Prior to the COVID pandemic, the most established teleophthalmology models were for the screening and referral for diabetic retinopathy,[53] glaucoma,[54,55] and age-related macular degeneration (AMD).[56] In light of the rapid surge in demand for telemedicine, continuing to support and utilize teleophthalmology in these already established models is essential. Diabetic retinopathy was one of the first validated applications of teleophthalmology, and integration with artificial intelligence has made this method of screening even more accurate and cost-effective.[53,57] The Veterans Affairs program and Indian Health Service-Joslin Vision Network have successfully been running teleophthalmology based diabetic retinopathy screening for the past two decades.[58,59] Additionally, one study found that 69% of glaucoma patients seen via a teleophthalmology could be managed without an in-person consultation.[60] Food and Drug Administration (FDA) approved technologies monitoring intraocular pressure via a contact lens embedded with a microsensor, such as the Sensimed Triggerfish Sensor (Sensimed AG, Lausanne, Switzerland), have shown promising results in helping monitor this chronic condition through teleophthalmology.[32,61] Furthermore, the model of hybrid telehealth visits described above could also be implemented to conduct intraocular pressure (IOP) checks with minimal exposure.
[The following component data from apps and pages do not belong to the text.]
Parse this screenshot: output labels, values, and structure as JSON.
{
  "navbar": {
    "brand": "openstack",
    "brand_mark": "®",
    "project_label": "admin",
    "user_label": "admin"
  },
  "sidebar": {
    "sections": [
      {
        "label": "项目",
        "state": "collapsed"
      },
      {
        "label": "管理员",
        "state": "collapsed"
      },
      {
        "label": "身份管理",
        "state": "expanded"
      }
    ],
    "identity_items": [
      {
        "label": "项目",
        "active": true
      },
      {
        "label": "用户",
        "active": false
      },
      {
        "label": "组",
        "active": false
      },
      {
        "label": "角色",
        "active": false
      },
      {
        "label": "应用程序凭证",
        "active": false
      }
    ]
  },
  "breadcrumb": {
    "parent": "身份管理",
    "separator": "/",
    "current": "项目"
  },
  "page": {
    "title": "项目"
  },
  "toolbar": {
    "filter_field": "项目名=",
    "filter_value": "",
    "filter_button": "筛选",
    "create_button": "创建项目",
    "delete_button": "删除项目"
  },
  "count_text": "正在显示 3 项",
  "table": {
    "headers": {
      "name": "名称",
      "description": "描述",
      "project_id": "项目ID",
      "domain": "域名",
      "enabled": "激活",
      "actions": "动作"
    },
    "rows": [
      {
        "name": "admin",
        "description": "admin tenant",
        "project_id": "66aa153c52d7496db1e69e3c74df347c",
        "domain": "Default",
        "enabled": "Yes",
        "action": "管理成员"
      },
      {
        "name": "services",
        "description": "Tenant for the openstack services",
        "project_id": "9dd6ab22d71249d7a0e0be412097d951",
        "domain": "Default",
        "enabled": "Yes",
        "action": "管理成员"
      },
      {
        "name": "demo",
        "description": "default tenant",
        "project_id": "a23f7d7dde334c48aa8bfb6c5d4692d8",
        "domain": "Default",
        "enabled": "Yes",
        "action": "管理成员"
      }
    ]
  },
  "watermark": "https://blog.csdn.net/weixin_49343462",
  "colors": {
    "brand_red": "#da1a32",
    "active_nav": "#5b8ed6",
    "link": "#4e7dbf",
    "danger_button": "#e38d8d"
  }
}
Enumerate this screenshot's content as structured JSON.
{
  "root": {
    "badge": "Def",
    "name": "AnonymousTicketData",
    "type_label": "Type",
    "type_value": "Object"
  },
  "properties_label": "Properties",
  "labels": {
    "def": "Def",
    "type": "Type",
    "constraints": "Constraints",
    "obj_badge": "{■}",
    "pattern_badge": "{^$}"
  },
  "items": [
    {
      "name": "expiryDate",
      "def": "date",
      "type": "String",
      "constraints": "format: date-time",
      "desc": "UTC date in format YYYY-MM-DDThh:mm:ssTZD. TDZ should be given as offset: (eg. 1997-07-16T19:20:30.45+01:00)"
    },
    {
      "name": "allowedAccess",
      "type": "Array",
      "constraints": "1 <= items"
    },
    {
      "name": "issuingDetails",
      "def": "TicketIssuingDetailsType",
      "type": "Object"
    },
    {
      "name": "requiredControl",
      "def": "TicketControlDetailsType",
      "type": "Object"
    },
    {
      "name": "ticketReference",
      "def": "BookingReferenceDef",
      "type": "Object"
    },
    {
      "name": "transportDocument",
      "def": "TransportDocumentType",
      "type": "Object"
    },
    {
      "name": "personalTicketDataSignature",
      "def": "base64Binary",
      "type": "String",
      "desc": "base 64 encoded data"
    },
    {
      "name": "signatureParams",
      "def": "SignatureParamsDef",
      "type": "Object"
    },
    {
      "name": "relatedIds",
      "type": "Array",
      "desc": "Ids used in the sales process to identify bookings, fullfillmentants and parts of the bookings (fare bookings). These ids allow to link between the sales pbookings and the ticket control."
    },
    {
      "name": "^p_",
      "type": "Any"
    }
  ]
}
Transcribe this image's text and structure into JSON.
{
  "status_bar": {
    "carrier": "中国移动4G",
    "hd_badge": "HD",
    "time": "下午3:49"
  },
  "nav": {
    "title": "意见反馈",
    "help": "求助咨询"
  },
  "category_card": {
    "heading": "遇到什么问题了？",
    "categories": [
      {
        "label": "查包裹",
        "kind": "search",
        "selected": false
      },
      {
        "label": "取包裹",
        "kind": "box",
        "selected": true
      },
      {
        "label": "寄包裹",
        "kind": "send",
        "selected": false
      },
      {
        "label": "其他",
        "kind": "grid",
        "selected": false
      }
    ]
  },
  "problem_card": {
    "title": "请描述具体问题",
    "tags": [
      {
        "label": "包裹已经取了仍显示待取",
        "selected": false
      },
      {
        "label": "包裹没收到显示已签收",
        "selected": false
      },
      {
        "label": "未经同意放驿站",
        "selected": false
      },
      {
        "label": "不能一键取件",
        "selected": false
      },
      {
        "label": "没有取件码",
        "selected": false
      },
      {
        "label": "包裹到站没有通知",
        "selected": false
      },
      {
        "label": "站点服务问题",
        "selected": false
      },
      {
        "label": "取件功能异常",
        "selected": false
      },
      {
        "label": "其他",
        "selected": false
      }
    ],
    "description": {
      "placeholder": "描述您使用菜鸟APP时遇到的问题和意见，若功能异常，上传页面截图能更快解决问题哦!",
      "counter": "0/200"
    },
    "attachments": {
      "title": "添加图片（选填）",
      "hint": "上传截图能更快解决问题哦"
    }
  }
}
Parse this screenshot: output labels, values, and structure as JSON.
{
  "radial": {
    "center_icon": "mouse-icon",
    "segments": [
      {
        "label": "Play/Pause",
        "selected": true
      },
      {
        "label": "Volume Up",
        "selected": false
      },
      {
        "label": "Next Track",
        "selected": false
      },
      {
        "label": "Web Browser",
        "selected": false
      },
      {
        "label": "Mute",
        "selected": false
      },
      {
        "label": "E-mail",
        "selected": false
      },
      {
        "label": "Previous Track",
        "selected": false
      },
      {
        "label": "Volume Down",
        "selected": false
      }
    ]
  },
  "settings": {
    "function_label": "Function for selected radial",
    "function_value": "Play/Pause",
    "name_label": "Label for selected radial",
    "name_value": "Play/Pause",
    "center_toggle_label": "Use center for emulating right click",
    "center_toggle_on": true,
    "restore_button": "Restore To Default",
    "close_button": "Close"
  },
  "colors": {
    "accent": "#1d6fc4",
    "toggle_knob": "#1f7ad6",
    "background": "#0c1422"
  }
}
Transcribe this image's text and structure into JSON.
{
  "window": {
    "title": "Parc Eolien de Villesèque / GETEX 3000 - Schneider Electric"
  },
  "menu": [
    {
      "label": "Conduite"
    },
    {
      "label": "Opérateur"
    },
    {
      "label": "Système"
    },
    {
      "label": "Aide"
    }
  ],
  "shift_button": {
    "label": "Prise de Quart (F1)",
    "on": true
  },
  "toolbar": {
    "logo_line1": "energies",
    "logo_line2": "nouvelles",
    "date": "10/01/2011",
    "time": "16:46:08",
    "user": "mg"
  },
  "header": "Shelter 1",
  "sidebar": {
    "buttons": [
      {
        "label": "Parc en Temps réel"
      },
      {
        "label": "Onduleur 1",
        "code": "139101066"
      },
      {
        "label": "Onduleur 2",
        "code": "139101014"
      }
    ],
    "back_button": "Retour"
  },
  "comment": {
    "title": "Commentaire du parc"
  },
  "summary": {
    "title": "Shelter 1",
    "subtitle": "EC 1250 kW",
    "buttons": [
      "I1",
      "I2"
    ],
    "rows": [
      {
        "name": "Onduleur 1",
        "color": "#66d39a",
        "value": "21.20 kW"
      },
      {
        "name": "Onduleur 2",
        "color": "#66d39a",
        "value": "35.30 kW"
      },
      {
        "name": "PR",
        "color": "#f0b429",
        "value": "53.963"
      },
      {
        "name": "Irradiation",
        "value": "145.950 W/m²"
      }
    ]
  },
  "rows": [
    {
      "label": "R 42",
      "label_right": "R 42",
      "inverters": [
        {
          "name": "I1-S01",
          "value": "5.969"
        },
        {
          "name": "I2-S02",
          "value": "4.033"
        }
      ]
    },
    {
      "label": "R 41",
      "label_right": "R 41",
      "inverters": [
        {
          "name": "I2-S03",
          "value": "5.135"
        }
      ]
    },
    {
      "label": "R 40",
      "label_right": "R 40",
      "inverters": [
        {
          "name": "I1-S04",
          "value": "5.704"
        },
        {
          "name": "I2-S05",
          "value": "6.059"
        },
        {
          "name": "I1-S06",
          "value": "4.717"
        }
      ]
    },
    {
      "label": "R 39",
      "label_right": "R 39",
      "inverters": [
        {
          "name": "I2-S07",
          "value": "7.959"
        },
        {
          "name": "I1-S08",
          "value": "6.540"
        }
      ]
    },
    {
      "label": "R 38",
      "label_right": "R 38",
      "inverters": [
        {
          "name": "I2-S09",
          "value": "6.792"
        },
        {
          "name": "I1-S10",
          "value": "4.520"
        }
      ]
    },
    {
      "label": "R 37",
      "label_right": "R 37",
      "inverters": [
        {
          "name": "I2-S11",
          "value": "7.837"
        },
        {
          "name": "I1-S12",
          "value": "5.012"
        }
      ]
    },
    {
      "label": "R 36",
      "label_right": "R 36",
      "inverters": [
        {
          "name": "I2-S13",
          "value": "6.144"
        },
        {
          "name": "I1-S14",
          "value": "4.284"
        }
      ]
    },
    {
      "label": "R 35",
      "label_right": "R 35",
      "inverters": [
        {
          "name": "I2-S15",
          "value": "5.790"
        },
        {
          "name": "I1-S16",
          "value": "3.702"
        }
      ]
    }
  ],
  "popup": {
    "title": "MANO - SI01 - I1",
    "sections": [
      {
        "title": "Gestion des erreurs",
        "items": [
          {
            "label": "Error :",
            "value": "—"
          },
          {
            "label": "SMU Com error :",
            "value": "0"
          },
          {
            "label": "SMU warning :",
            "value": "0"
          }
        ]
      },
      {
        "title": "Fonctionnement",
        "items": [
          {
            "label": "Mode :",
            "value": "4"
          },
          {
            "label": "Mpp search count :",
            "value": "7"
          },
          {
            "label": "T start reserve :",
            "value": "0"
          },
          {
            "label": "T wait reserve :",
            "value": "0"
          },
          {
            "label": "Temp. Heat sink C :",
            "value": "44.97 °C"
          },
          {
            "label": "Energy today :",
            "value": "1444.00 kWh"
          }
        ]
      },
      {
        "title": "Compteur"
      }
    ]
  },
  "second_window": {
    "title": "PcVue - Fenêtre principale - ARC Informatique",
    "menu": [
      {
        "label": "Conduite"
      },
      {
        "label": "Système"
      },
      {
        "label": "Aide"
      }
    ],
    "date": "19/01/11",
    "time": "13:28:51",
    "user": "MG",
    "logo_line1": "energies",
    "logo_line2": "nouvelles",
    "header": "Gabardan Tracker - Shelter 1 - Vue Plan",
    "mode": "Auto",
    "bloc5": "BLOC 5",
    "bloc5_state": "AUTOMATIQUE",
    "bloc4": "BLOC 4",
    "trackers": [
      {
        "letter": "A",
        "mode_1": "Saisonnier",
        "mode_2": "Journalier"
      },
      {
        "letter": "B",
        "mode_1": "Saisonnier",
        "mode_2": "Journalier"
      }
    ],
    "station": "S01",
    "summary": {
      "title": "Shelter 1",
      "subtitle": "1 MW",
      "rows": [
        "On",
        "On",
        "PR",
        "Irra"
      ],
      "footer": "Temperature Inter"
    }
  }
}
Finally, regarding AMD, physicians reached a similar assessment and treatment plan with ancillary testing and teleophthalmology as in-patient examinations 90% of the time.[62] Another option is FDA-approved telemonitoring devices such as the ForeseeHome (Notal Vision, Virginia, USA) and MyVisionTrack (Vital Art and Science, LLC, TX, USA), which can be used monitor the progression of degenerative eye disease daily. These devices send an alert to the physician if the patient's vision significantly changes.[41,63]

In children, teleophthalmology has been useful in diagnosing strabismus and retinopathy of prematurity (ROP). The gold standard for diagnosis of strabismus is the prism and cover test. However, studies have shown that clinicians were able to utilize store and forward technology to effectively diagnose, form a treatment plan, and perform surgical consent for strabismus using images taken on a low-cost camera.[64,65] For retinopathy of prematurity, the gold standard of diagnosis is through binocular indirect ophthalmoscopy[66] It is the leading cause of blindness in children and early treatment significantly reduces unfavorable outcomes.[66] There are several active successful tele-ROP screening programs across the country, with Stanford's SUNDROP program reporting close to 100% sensitivity rates in a retrospective analysis over six years.[67]

A recent report by Strata decision technology compared case volumes during a two-week period during the COVID pandemic to the same two-week period in 2019. The top five categories that saw case volume losses in ophthalmology during the COVID pandemic were cataract (97%), glaucoma (88%), eye and vision conditions (77%), retinal conditions (71%), and corneal conditions (71%).[7] Fortunately, as described above, teleophthalmology has the capacity and infrastructure necessary to address many of these issues, making this technology an invaluable tool during this pandemic.